To prep for the role, Henson spent time with Johnson in November 2015. “I don’t even think she sees herself as a hero,” says the star. “I tried to pick her brain on the racism she endured, but she didn’t make a big deal of that. She was just like, ‘That’s the way things were.'” To compensate for her math issues — Henson has several scenes in which she performs computations on a blackboard — the actress rehearsed endlessly. “I had them put a chalkboard in my room,” she says. “I practiced over and over.”
With Monae, 31, filling out the trio and Kevin Costner, Kirsten Dunst and Jim Parsons joining the crew as NASA officials, Hidden Figures began filming in March. Morehouse College in Atlanta, a historically black college, doubled as the Langley Research Center (with replicas of 1960s-style consoles installed in some of the classrooms). “It was lightning fast,” says Melfi of the 46-day shoot, but there were glitches. Like when Costner got kidney stones. “I was extremely ill,” says Costner. “I was on morphine and Vicodin. But I kept filming.”

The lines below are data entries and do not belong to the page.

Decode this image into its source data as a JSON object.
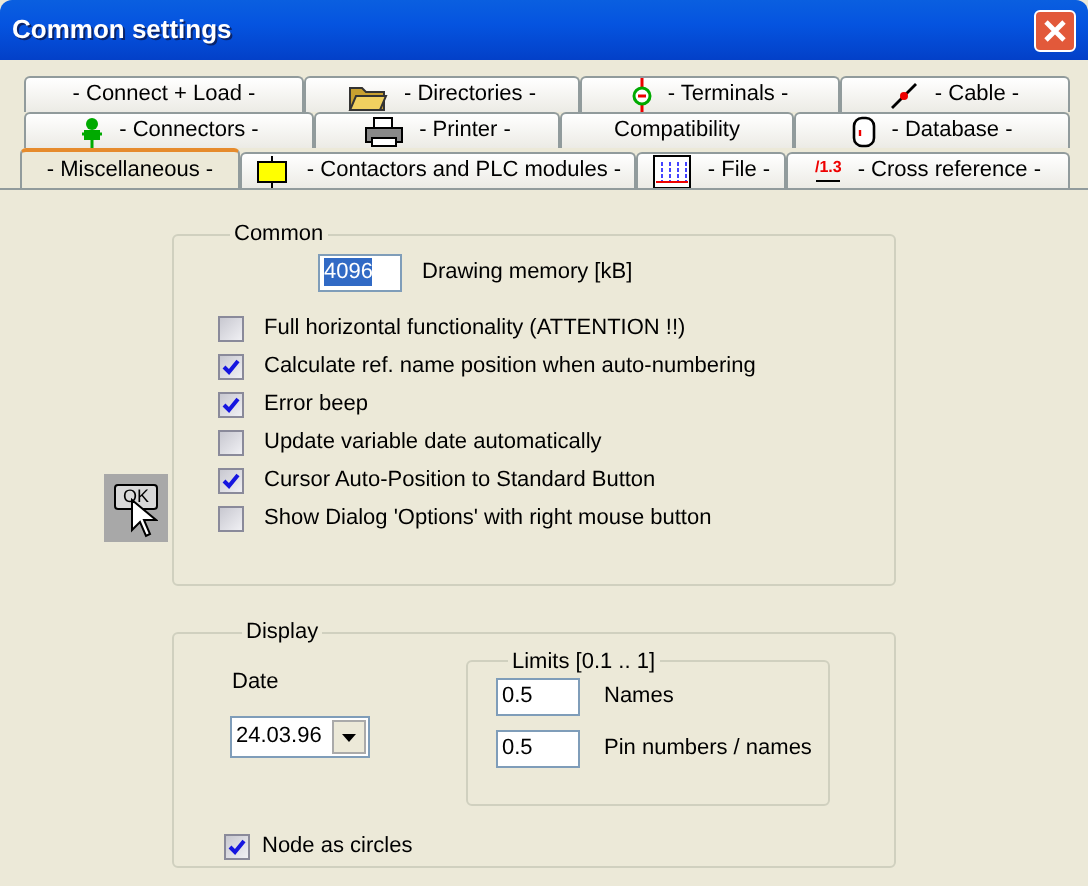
{
  "window": {
    "title": "Common settings"
  },
  "tab_rows": [
    [
      {
        "label": "- Connect + Load -",
        "selected": false
      },
      {
        "label": "- Directories -",
        "kind": "folder",
        "selected": false
      },
      {
        "label": "- Terminals -",
        "kind": "terminal",
        "selected": false
      },
      {
        "label": "- Cable -",
        "kind": "cable",
        "selected": false
      }
    ],
    [
      {
        "label": "- Connectors -",
        "kind": "connector",
        "selected": false
      },
      {
        "label": "- Printer -",
        "kind": "printer",
        "selected": false
      },
      {
        "label": "Compatibility",
        "selected": false
      },
      {
        "label": "- Database -",
        "kind": "database",
        "selected": false
      }
    ],
    [
      {
        "label": "- Miscellaneous -",
        "selected": true
      },
      {
        "label": "- Contactors and PLC modules -",
        "kind": "contactor",
        "selected": false
      },
      {
        "label": "- File -",
        "kind": "grid",
        "selected": false
      },
      {
        "label": "- Cross reference -",
        "kind": "crossref",
        "icon_text": "/1.3",
        "selected": false
      }
    ]
  ],
  "common": {
    "title": "Common",
    "memory": {
      "value": "4096",
      "label": "Drawing memory [kB]"
    },
    "options": [
      {
        "label": "Full horizontal functionality (ATTENTION !!)",
        "checked": false
      },
      {
        "label": "Calculate ref. name position when auto-numbering",
        "checked": true
      },
      {
        "label": "Error beep",
        "checked": true
      },
      {
        "label": "Update variable date automatically",
        "checked": false
      },
      {
        "label": "Cursor Auto-Position to Standard Button",
        "checked": true
      },
      {
        "label": "Show Dialog 'Options' with right mouse button",
        "checked": false
      }
    ]
  },
  "cursor_button": {
    "label": "OK"
  },
  "display": {
    "title": "Display",
    "date_label": "Date",
    "date_value": "24.03.96",
    "limits": {
      "title": "Limits [0.1 .. 1]",
      "fields": [
        {
          "value": "0.5",
          "label": "Names"
        },
        {
          "value": "0.5",
          "label": "Pin numbers / names"
        }
      ]
    },
    "node_as_circles": {
      "label": "Node as circles",
      "checked": true
    }
  }
}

During postproduction in L.A., Williams co-composed the score with Hans Zimmer and Ben Wallfisch and wrote all the original songs for the film. “One thing this movie does is show the changing narrative of history,” he says. “Women were there.”
About four months before the movie opened, Shetterly’s book was published. It shot to the top of the best-seller list. She saw the finished film adaptation in early December — the same day, poignantly, that Glenn died. “I was devastated by the death,” she says. “But I loved the movie. Even though I knew how the story ends.”
A version of this story first appeared in the Jan. 13 issue of The Hollywood Reporter magazine. To receive the magazine, click here to subscribe.